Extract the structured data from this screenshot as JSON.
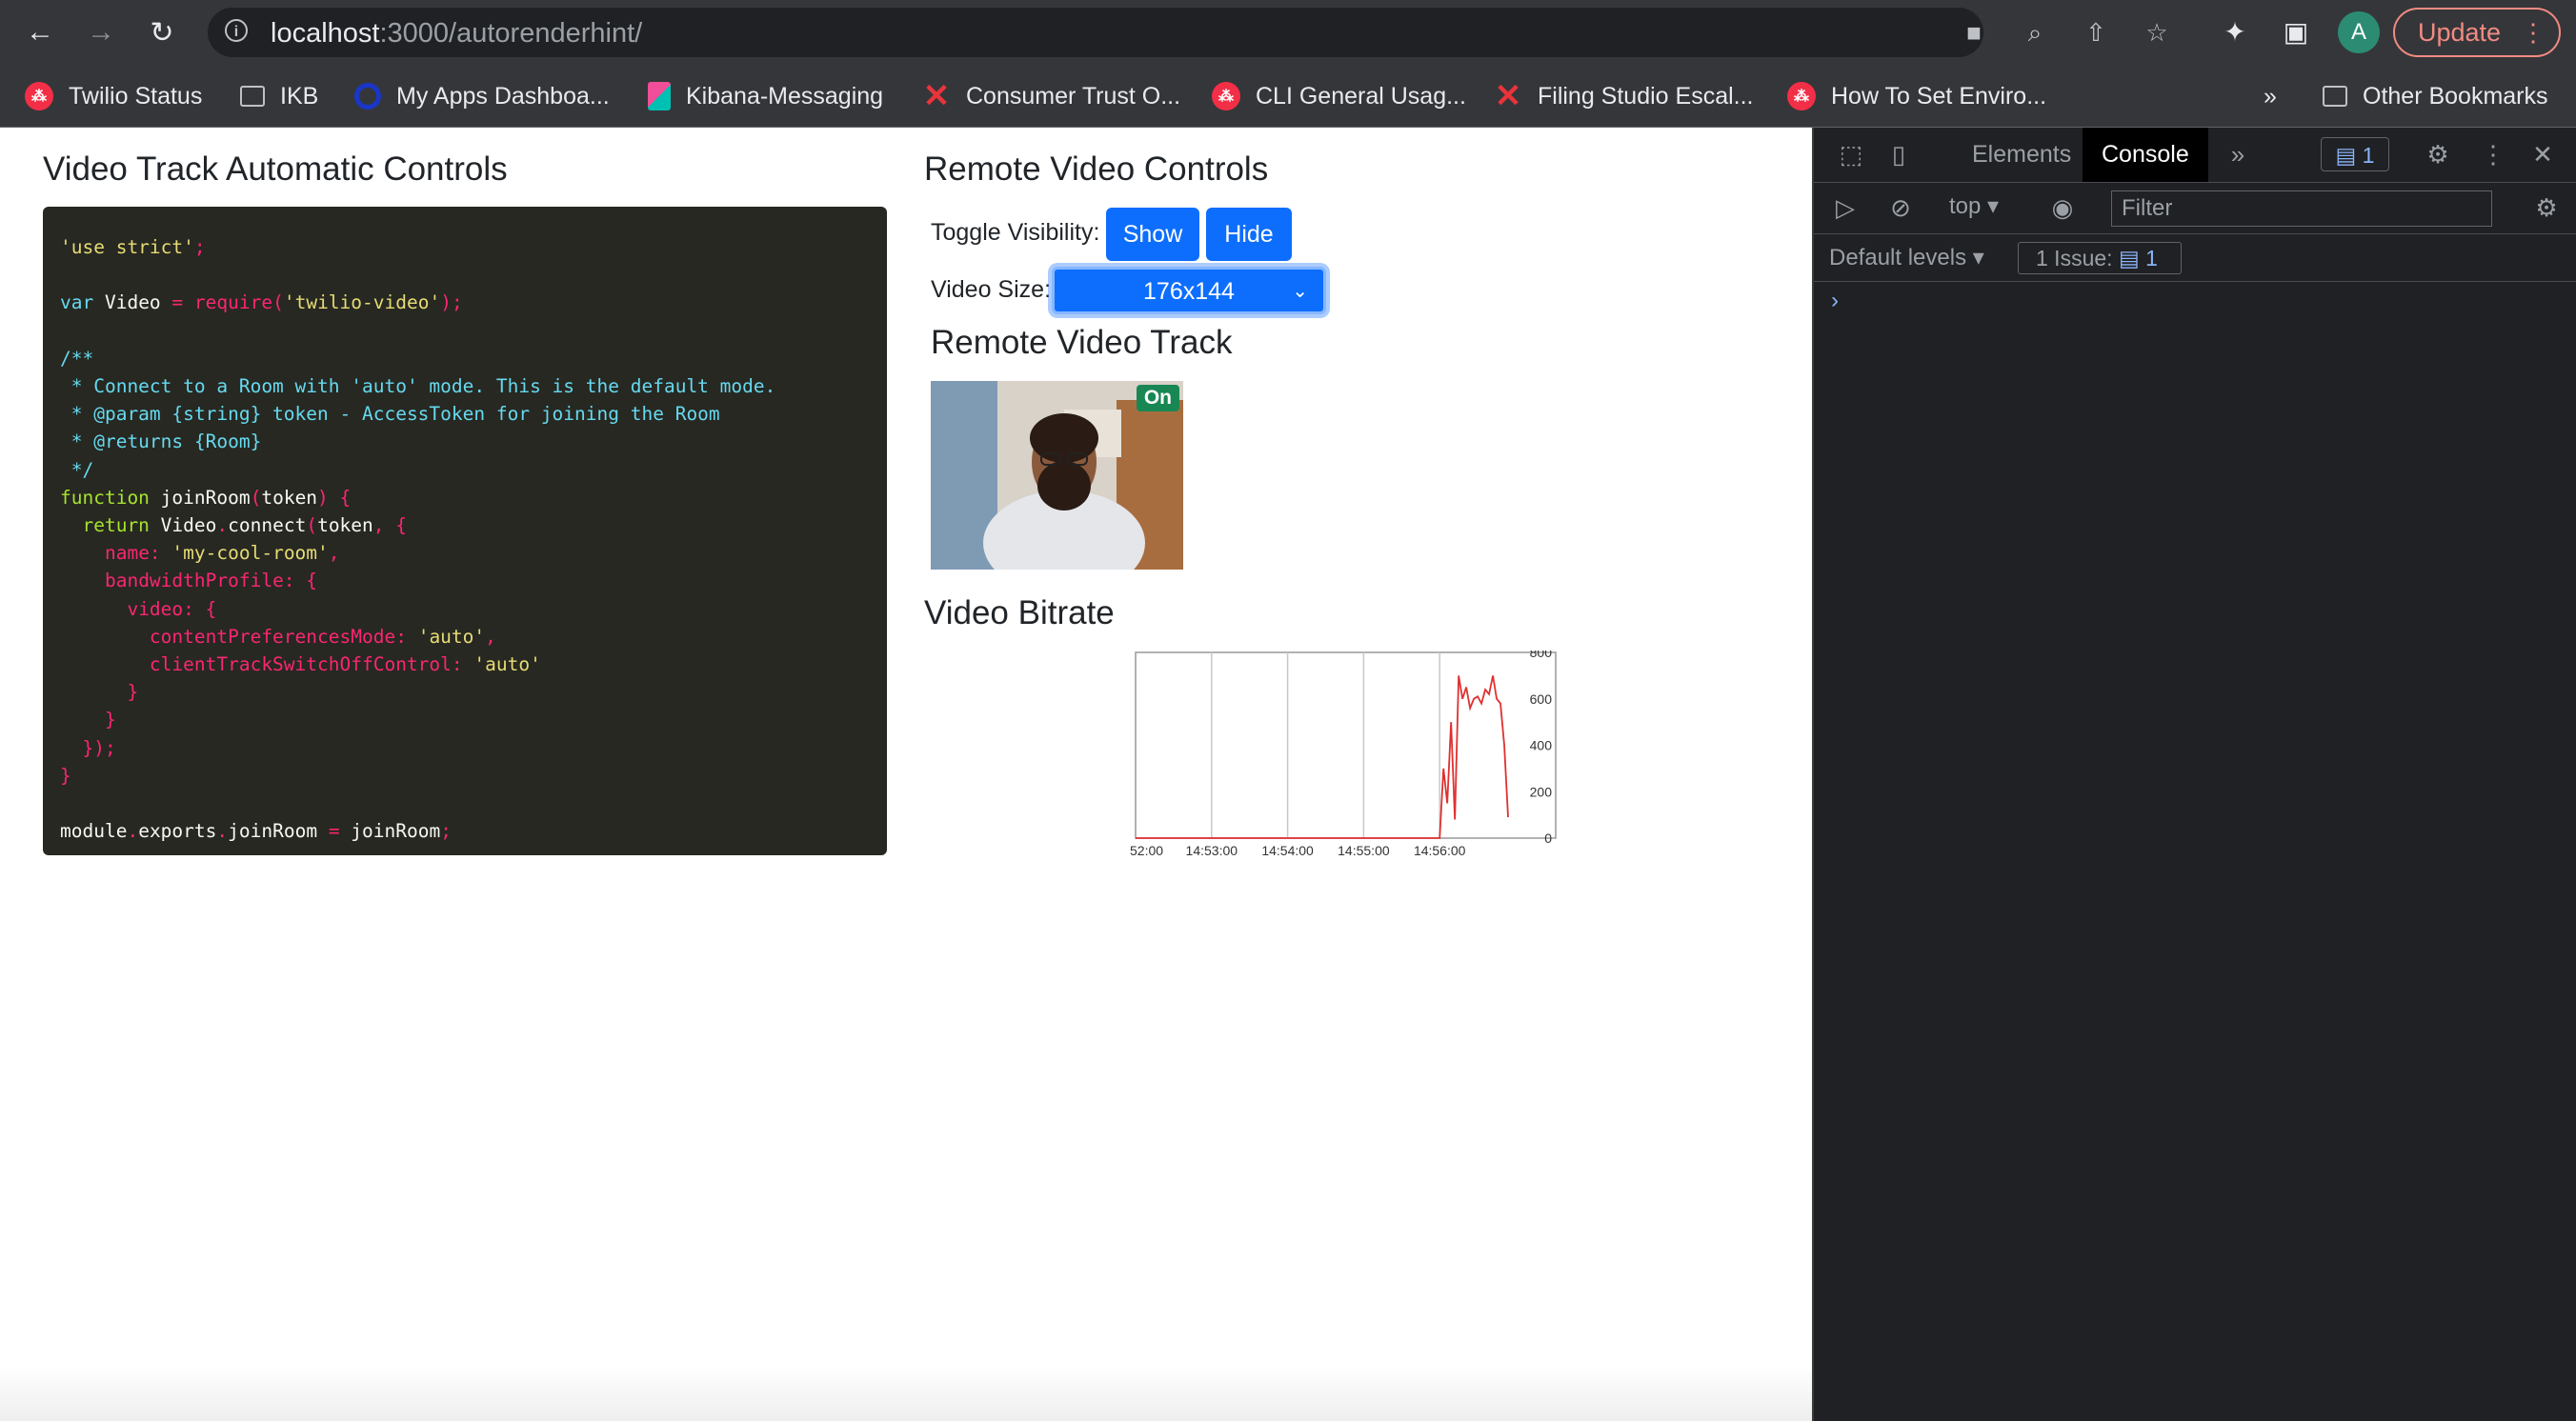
{
  "browser": {
    "url_host": "localhost",
    "url_path": ":3000/autorenderhint/",
    "update_label": "Update",
    "avatar_letter": "A",
    "bookmarks": [
      {
        "label": "Twilio Status",
        "icon": "twilio-icon"
      },
      {
        "label": "IKB",
        "icon": "folder-icon"
      },
      {
        "label": "My Apps Dashboa...",
        "icon": "okta-icon"
      },
      {
        "label": "Kibana-Messaging",
        "icon": "kibana-icon"
      },
      {
        "label": "Consumer Trust O...",
        "icon": "red-x-icon"
      },
      {
        "label": "CLI General Usag...",
        "icon": "twilio-icon"
      },
      {
        "label": "Filing Studio Escal...",
        "icon": "red-x-icon"
      },
      {
        "label": "How To Set Enviro...",
        "icon": "twilio-icon"
      }
    ],
    "overflow_label": "»",
    "other_bookmarks": "Other Bookmarks"
  },
  "left": {
    "title": "Video Track Automatic Controls"
  },
  "right": {
    "controls_title": "Remote Video Controls",
    "toggle_label": "Toggle Visibility:",
    "show_label": "Show",
    "hide_label": "Hide",
    "size_label": "Video Size:",
    "size_value": "176x144",
    "track_title": "Remote Video Track",
    "badge": "On",
    "bitrate_title": "Video Bitrate"
  },
  "chart_data": {
    "type": "line",
    "title": "",
    "xlabel": "",
    "ylabel": "",
    "x_ticks": [
      "52:00",
      "14:53:00",
      "14:54:00",
      "14:55:00",
      "14:56:00"
    ],
    "y_ticks": [
      0,
      200,
      400,
      600,
      800
    ],
    "ylim": [
      0,
      800
    ],
    "grid": true,
    "color": "#e03030",
    "series": [
      {
        "x": [
          0,
          0.5,
          1,
          1.5,
          2,
          2.5,
          3,
          3.5,
          4,
          4.05,
          4.1,
          4.15,
          4.2,
          4.25,
          4.3,
          4.35,
          4.4,
          4.45,
          4.5,
          4.55,
          4.6,
          4.65,
          4.7,
          4.75,
          4.8,
          4.85,
          4.9
        ],
        "y": [
          0,
          0,
          0,
          0,
          0,
          0,
          0,
          0,
          0,
          300,
          150,
          500,
          80,
          700,
          600,
          650,
          560,
          600,
          610,
          580,
          640,
          620,
          700,
          600,
          580,
          400,
          90
        ]
      }
    ]
  },
  "devtools": {
    "tabs": [
      "Elements",
      "Console"
    ],
    "active_tab": "Console",
    "issues_count": "1",
    "context": "top",
    "filter_placeholder": "Filter",
    "levels": "Default levels",
    "issue_chip": "1 Issue:",
    "issue_chip_count": "1",
    "prompt": "›"
  }
}
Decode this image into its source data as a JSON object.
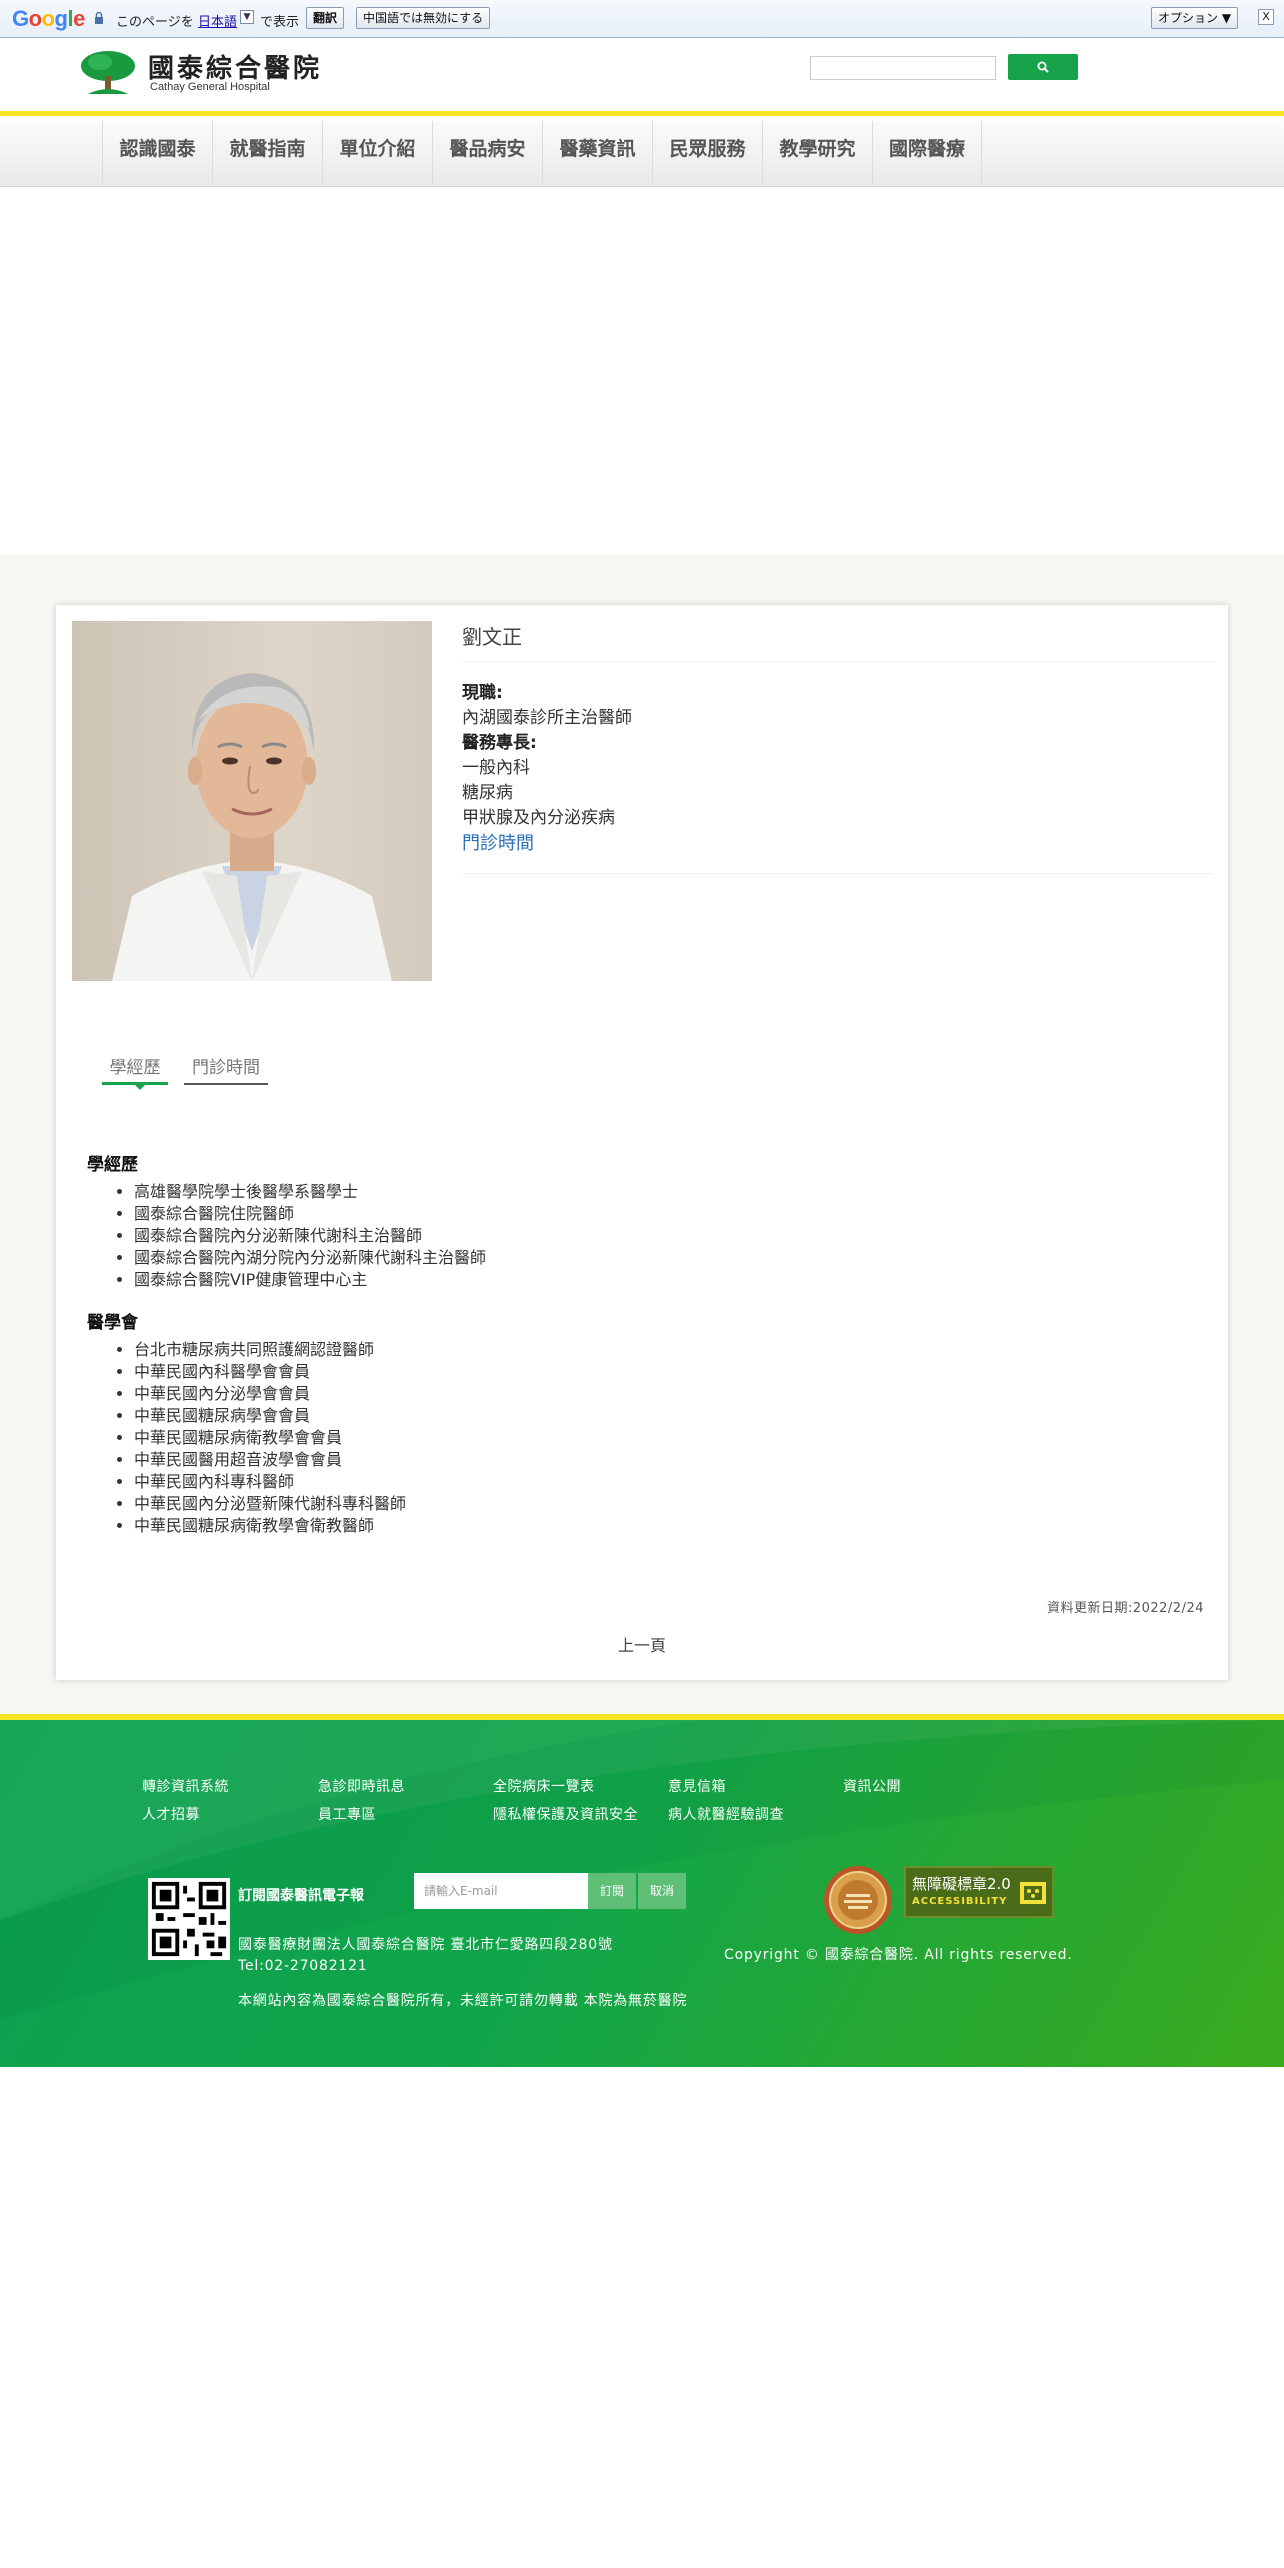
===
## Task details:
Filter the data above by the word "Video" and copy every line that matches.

## Response to the exercise:
    "title": "Video Track Automatic Controls"
    "controls_title": "Remote Video Controls",
    "size_label": "Video Size:",
    "track_title": "Remote Video Track",
    "bitrate_title": "Video Bitrate"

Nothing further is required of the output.